Data provided
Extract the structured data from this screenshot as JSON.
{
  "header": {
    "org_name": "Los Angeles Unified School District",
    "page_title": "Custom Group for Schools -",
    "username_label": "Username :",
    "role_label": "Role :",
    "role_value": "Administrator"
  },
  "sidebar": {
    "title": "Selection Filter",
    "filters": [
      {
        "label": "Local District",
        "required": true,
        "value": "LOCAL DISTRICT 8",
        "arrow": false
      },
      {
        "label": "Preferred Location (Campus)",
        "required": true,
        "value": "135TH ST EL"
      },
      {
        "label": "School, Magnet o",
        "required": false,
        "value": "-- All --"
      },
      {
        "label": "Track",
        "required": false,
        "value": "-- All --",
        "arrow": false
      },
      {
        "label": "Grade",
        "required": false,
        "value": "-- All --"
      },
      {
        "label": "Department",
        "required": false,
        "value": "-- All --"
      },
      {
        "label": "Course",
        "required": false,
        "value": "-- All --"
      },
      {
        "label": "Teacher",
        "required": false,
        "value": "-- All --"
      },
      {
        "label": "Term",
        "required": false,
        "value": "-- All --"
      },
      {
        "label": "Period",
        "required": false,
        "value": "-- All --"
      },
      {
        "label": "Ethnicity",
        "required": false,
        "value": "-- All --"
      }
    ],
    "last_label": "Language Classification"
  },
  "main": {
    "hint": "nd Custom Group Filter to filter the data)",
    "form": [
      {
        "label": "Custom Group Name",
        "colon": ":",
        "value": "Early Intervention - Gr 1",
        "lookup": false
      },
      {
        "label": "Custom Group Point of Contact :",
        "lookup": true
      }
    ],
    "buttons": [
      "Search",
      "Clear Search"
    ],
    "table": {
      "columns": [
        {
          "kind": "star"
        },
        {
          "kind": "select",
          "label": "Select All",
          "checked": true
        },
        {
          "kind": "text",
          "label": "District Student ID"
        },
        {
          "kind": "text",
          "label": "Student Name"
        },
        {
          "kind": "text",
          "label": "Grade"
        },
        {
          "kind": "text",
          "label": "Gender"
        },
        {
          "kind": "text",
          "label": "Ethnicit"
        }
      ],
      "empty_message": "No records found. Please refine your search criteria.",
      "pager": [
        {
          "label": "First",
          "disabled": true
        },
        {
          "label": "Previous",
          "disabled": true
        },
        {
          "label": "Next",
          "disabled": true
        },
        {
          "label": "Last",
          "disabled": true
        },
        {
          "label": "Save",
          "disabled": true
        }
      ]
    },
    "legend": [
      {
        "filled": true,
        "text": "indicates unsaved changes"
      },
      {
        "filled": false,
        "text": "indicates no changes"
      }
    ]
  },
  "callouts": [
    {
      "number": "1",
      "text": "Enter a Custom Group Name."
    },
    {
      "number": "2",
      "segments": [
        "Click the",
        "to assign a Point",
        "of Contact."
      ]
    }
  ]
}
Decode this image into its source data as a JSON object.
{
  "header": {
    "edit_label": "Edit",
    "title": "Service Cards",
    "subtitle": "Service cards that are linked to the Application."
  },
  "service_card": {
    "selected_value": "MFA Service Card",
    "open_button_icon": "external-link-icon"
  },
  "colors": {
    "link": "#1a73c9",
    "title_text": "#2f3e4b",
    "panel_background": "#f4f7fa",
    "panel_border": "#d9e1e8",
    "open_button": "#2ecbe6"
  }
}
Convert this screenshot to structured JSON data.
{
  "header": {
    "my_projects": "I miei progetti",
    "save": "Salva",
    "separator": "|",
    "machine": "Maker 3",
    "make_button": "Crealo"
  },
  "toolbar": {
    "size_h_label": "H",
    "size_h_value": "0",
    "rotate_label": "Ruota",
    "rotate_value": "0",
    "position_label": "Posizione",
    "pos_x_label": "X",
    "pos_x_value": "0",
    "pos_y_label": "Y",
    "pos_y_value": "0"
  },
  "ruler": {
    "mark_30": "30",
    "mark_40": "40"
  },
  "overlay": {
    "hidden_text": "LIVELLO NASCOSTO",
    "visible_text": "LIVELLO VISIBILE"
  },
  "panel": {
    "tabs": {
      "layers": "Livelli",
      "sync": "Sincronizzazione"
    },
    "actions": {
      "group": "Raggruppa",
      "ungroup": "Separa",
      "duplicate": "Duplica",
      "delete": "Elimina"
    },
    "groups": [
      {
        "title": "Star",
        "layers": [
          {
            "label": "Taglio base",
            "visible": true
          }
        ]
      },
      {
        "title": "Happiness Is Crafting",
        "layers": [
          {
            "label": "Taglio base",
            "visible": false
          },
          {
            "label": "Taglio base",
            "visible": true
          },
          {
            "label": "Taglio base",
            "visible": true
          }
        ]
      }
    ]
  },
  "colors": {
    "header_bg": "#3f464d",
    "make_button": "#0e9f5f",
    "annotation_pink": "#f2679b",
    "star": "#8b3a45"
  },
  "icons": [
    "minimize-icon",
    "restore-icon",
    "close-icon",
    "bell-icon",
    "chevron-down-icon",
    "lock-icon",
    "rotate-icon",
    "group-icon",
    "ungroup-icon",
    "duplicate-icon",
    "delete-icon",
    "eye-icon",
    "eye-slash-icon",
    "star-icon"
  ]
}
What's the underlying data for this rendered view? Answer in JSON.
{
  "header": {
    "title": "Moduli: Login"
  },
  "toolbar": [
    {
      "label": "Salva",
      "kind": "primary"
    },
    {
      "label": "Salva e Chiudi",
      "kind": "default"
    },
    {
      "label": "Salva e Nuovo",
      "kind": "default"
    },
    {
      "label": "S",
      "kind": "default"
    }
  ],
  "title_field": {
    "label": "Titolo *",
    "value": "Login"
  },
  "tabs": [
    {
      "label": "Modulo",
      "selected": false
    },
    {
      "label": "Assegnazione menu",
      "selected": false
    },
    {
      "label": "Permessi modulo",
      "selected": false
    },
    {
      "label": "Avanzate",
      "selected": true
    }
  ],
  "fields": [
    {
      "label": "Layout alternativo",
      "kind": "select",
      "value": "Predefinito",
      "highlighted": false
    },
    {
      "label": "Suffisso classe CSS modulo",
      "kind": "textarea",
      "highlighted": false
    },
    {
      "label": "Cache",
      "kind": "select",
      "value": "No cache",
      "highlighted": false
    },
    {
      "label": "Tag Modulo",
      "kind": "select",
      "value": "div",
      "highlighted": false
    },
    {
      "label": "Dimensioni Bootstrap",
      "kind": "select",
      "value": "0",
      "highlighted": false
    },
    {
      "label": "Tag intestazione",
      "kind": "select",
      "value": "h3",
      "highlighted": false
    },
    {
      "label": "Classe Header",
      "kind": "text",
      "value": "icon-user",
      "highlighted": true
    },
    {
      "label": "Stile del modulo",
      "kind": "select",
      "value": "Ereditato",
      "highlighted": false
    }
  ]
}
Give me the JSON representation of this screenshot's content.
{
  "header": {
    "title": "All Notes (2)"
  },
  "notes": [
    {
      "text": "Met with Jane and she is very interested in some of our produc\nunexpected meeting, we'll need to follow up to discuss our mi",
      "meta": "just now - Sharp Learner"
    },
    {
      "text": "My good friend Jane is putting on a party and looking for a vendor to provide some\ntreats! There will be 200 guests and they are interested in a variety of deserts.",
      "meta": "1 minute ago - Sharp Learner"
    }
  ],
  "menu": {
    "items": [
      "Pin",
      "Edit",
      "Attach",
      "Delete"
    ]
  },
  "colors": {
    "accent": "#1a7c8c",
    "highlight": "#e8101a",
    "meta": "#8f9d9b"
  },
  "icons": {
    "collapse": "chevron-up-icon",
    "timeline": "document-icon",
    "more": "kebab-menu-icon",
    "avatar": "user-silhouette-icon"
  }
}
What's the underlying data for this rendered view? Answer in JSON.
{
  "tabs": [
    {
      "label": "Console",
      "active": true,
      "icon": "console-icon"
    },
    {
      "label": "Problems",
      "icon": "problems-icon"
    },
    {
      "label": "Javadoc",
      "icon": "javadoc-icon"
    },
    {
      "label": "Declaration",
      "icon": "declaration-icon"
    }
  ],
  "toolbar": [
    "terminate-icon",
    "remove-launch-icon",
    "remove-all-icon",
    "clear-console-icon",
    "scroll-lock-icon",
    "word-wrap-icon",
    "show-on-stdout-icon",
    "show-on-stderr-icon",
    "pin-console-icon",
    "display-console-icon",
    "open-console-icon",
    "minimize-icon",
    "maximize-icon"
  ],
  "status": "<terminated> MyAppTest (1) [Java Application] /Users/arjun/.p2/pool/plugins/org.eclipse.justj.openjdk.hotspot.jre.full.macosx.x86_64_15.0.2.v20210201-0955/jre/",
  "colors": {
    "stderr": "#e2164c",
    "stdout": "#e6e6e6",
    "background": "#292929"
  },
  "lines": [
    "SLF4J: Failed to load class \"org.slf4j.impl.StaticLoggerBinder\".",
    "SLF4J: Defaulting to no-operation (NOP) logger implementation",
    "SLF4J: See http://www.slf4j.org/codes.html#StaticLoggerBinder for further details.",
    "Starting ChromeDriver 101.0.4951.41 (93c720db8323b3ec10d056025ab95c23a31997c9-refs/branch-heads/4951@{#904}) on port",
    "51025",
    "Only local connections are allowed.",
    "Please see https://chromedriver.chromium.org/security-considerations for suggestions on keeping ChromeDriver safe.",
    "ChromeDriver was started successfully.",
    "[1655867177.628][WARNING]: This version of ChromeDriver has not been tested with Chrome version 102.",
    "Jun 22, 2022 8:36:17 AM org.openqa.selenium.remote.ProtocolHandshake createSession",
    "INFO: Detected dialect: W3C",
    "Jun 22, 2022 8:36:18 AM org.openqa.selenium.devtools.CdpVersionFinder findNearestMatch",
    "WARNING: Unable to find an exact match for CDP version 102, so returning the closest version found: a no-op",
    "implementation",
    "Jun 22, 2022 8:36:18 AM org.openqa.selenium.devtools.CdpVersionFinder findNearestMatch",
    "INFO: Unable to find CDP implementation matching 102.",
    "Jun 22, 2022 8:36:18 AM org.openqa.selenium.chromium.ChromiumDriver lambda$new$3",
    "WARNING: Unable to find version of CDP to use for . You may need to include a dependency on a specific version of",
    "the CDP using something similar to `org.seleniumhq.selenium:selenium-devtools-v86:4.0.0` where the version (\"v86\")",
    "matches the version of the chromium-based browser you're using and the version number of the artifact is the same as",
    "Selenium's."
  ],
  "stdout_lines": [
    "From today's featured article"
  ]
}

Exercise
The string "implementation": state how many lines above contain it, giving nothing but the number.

Written answer
3